> _Work order_
Your job is to copy all the entries precisely as they stand.

> _Dataset records_
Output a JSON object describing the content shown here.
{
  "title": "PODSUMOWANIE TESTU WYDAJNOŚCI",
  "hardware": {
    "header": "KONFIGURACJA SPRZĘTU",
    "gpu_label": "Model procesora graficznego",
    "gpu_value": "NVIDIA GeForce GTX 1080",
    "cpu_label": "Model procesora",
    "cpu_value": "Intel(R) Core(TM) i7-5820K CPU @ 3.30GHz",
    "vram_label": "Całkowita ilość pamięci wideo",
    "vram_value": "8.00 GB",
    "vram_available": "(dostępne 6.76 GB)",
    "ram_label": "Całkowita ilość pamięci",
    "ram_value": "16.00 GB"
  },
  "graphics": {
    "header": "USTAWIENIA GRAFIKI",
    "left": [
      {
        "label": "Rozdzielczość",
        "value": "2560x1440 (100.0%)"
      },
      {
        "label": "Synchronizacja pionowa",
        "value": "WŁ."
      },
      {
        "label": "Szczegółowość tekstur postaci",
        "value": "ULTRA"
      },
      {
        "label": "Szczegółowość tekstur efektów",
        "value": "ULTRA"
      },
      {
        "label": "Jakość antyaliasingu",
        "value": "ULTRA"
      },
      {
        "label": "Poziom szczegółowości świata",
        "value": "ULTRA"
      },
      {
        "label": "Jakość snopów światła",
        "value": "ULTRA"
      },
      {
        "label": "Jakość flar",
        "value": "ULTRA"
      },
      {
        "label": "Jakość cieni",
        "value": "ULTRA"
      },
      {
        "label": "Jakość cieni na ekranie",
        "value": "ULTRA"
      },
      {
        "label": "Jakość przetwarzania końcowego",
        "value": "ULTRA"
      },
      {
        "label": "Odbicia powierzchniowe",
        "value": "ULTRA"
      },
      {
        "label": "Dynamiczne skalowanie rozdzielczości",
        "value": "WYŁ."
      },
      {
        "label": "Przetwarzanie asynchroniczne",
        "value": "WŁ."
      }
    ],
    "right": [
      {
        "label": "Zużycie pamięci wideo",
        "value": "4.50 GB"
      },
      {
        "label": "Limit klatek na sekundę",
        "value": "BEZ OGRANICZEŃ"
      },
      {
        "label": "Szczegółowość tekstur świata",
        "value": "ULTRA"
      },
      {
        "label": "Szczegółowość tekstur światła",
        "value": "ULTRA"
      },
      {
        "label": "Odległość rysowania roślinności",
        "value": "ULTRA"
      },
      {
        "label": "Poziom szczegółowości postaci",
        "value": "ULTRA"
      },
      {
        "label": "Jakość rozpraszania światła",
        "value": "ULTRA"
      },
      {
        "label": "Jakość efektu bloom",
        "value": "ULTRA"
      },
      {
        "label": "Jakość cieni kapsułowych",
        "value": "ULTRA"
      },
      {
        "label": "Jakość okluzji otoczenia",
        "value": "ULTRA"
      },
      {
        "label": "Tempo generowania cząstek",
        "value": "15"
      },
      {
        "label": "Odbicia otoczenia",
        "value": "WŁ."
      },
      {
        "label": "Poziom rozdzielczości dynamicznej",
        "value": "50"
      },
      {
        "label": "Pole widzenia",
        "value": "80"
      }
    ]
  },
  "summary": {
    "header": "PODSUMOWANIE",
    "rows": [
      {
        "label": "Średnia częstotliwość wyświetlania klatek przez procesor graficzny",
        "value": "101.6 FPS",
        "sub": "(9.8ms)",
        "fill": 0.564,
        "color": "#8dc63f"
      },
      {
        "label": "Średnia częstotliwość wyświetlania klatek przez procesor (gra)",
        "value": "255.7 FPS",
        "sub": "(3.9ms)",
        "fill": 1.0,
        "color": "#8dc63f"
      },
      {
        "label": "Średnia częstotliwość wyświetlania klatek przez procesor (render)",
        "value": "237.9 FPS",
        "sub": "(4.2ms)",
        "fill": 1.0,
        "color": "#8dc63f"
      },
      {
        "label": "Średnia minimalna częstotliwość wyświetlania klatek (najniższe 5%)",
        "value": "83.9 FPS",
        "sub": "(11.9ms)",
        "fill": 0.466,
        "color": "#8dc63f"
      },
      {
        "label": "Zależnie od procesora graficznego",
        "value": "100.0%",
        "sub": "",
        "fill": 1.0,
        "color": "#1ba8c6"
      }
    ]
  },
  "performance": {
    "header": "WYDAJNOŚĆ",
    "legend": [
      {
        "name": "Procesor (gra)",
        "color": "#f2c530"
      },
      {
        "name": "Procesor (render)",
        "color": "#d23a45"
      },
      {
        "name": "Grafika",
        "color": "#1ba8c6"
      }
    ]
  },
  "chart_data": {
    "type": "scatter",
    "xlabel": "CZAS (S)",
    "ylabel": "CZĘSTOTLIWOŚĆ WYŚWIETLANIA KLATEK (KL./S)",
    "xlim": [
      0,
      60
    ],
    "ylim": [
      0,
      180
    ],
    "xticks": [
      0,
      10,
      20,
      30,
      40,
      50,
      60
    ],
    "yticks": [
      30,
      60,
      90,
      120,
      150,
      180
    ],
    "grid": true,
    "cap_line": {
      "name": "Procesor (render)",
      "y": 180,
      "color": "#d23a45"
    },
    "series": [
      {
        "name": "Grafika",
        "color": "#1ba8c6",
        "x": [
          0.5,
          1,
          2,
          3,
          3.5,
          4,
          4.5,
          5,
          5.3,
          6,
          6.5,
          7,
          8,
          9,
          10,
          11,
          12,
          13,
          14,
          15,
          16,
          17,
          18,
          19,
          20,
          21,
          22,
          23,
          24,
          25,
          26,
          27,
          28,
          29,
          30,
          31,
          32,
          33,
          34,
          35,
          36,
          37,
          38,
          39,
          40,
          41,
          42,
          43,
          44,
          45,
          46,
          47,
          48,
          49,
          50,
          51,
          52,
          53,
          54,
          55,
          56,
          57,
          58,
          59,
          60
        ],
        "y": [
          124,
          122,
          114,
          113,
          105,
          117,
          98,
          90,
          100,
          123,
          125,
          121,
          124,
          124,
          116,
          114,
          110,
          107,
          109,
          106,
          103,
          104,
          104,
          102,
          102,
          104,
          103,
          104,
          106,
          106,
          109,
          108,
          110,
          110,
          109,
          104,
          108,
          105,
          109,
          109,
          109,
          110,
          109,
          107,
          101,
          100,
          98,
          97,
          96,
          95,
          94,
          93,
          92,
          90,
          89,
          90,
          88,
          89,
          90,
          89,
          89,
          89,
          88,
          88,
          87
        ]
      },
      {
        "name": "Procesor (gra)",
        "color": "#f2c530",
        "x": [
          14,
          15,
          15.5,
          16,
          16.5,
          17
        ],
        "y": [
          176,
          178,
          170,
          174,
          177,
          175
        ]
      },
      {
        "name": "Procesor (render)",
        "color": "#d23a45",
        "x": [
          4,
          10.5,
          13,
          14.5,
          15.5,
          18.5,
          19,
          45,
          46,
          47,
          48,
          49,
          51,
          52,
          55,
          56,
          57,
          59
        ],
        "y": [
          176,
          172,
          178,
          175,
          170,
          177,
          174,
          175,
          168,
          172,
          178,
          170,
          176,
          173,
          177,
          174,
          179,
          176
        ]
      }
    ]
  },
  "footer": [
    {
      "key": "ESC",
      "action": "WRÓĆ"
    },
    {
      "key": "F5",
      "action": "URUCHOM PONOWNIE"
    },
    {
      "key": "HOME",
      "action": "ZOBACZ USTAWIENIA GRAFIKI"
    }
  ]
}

> _Output for this task_
Output a JSON object describing the content shown here.
{
  "title": "PODSUMOWANIE TESTU WYDAJNOŚCI",
  "hardware": {
    "header": "KONFIGURACJA SPRZĘTU",
    "gpu_label": "Model procesora graficznego",
    "gpu_value": "NVIDIA GeForce GTX 1080",
    "cpu_label": "Model procesora",
    "cpu_value": "Intel(R) Core(TM) i7-5820K CPU @ 3.30GHz",
    "vram_label": "Całkowita ilość pamięci wideo",
    "vram_value": "8.00 GB",
    "vram_available": "(dostępne 6.76 GB)",
    "ram_label": "Całkowita ilość pamięci",
    "ram_value": "16.00 GB"
  },
  "graphics": {
    "header": "USTAWIENIA GRAFIKI",
    "left": [
      {
        "label": "Rozdzielczość",
        "value": "2560x1440 (100.0%)"
      },
      {
        "label": "Synchronizacja pionowa",
        "value": "WŁ."
      },
      {
        "label": "Szczegółowość tekstur postaci",
        "value": "ULTRA"
      },
      {
        "label": "Szczegółowość tekstur efektów",
        "value": "ULTRA"
      },
      {
        "label": "Jakość antyaliasingu",
        "value": "ULTRA"
      },
      {
        "label": "Poziom szczegółowości świata",
        "value": "ULTRA"
      },
      {
        "label": "Jakość snopów światła",
        "value": "ULTRA"
      },
      {
        "label": "Jakość flar",
        "value": "ULTRA"
      },
      {
        "label": "Jakość cieni",
        "value": "ULTRA"
      },
      {
        "label": "Jakość cieni na ekranie",
        "value": "ULTRA"
      },
      {
        "label": "Jakość przetwarzania końcowego",
        "value": "ULTRA"
      },
      {
        "label": "Odbicia powierzchniowe",
        "value": "ULTRA"
      },
      {
        "label": "Dynamiczne skalowanie rozdzielczości",
        "value": "WYŁ."
      },
      {
        "label": "Przetwarzanie asynchroniczne",
        "value": "WŁ."
      }
    ],
    "right": [
      {
        "label": "Zużycie pamięci wideo",
        "value": "4.50 GB"
      },
      {
        "label": "Limit klatek na sekundę",
        "value": "BEZ OGRANICZEŃ"
      },
      {
        "label": "Szczegółowość tekstur świata",
        "value": "ULTRA"
      },
      {
        "label": "Szczegółowość tekstur światła",
        "value": "ULTRA"
      },
      {
        "label": "Odległość rysowania roślinności",
        "value": "ULTRA"
      },
      {
        "label": "Poziom szczegółowości postaci",
        "value": "ULTRA"
      },
      {
        "label": "Jakość rozpraszania światła",
        "value": "ULTRA"
      },
      {
        "label": "Jakość efektu bloom",
        "value": "ULTRA"
      },
      {
        "label": "Jakość cieni kapsułowych",
        "value": "ULTRA"
      },
      {
        "label": "Jakość okluzji otoczenia",
        "value": "ULTRA"
      },
      {
        "label": "Tempo generowania cząstek",
        "value": "15"
      },
      {
        "label": "Odbicia otoczenia",
        "value": "WŁ."
      },
      {
        "label": "Poziom rozdzielczości dynamicznej",
        "value": "50"
      },
      {
        "label": "Pole widzenia",
        "value": "80"
      }
    ]
  },
  "summary": {
    "header": "PODSUMOWANIE",
    "rows": [
      {
        "label": "Średnia częstotliwość wyświetlania klatek przez procesor graficzny",
        "value": "101.6 FPS",
        "sub": "(9.8ms)",
        "fill": 0.564,
        "color": "#8dc63f"
      },
      {
        "label": "Średnia częstotliwość wyświetlania klatek przez procesor (gra)",
        "value": "255.7 FPS",
        "sub": "(3.9ms)",
        "fill": 1.0,
        "color": "#8dc63f"
      },
      {
        "label": "Średnia częstotliwość wyświetlania klatek przez procesor (render)",
        "value": "237.9 FPS",
        "sub": "(4.2ms)",
        "fill": 1.0,
        "color": "#8dc63f"
      },
      {
        "label": "Średnia minimalna częstotliwość wyświetlania klatek (najniższe 5%)",
        "value": "83.9 FPS",
        "sub": "(11.9ms)",
        "fill": 0.466,
        "color": "#8dc63f"
      },
      {
        "label": "Zależnie od procesora graficznego",
        "value": "100.0%",
        "sub": "",
        "fill": 1.0,
        "color": "#1ba8c6"
      }
    ]
  },
  "performance": {
    "header": "WYDAJNOŚĆ",
    "legend": [
      {
        "name": "Procesor (gra)",
        "color": "#f2c530"
      },
      {
        "name": "Procesor (render)",
        "color": "#d23a45"
      },
      {
        "name": "Grafika",
        "color": "#1ba8c6"
      }
    ]
  },
  "chart_data": {
    "type": "scatter",
    "xlabel": "CZAS (S)",
    "ylabel": "CZĘSTOTLIWOŚĆ WYŚWIETLANIA KLATEK (KL./S)",
    "xlim": [
      0,
      60
    ],
    "ylim": [
      0,
      180
    ],
    "xticks": [
      0,
      10,
      20,
      30,
      40,
      50,
      60
    ],
    "yticks": [
      30,
      60,
      90,
      120,
      150,
      180
    ],
    "grid": true,
    "cap_line": {
      "name": "Procesor (render)",
      "y": 180,
      "color": "#d23a45"
    },
    "series": [
      {
        "name": "Grafika",
        "color": "#1ba8c6",
        "x": [
          0.5,
          1,
          2,
          3,
          3.5,
          4,
          4.5,
          5,
          5.3,
          6,
          6.5,
          7,
          8,
          9,
          10,
          11,
          12,
          13,
          14,
          15,
          16,
          17,
          18,
          19,
          20,
          21,
          22,
          23,
          24,
          25,
          26,
          27,
          28,
          29,
          30,
          31,
          32,
          33,
          34,
          35,
          36,
          37,
          38,
          39,
          40,
          41,
          42,
          43,
          44,
          45,
          46,
          47,
          48,
          49,
          50,
          51,
          52,
          53,
          54,
          55,
          56,
          57,
          58,
          59,
          60
        ],
        "y": [
          124,
          122,
          114,
          113,
          105,
          117,
          98,
          90,
          100,
          123,
          125,
          121,
          124,
          124,
          116,
          114,
          110,
          107,
          109,
          106,
          103,
          104,
          104,
          102,
          102,
          104,
          103,
          104,
          106,
          106,
          109,
          108,
          110,
          110,
          109,
          104,
          108,
          105,
          109,
          109,
          109,
          110,
          109,
          107,
          101,
          100,
          98,
          97,
          96,
          95,
          94,
          93,
          92,
          90,
          89,
          90,
          88,
          89,
          90,
          89,
          89,
          89,
          88,
          88,
          87
        ]
      },
      {
        "name": "Procesor (gra)",
        "color": "#f2c530",
        "x": [
          14,
          15,
          15.5,
          16,
          16.5,
          17
        ],
        "y": [
          176,
          178,
          170,
          174,
          177,
          175
        ]
      },
      {
        "name": "Procesor (render)",
        "color": "#d23a45",
        "x": [
          4,
          10.5,
          13,
          14.5,
          15.5,
          18.5,
          19,
          45,
          46,
          47,
          48,
          49,
          51,
          52,
          55,
          56,
          57,
          59
        ],
        "y": [
          176,
          172,
          178,
          175,
          170,
          177,
          174,
          175,
          168,
          172,
          178,
          170,
          176,
          173,
          177,
          174,
          179,
          176
        ]
      }
    ]
  },
  "footer": [
    {
      "key": "ESC",
      "action": "WRÓĆ"
    },
    {
      "key": "F5",
      "action": "URUCHOM PONOWNIE"
    },
    {
      "key": "HOME",
      "action": "ZOBACZ USTAWIENIA GRAFIKI"
    }
  ]
}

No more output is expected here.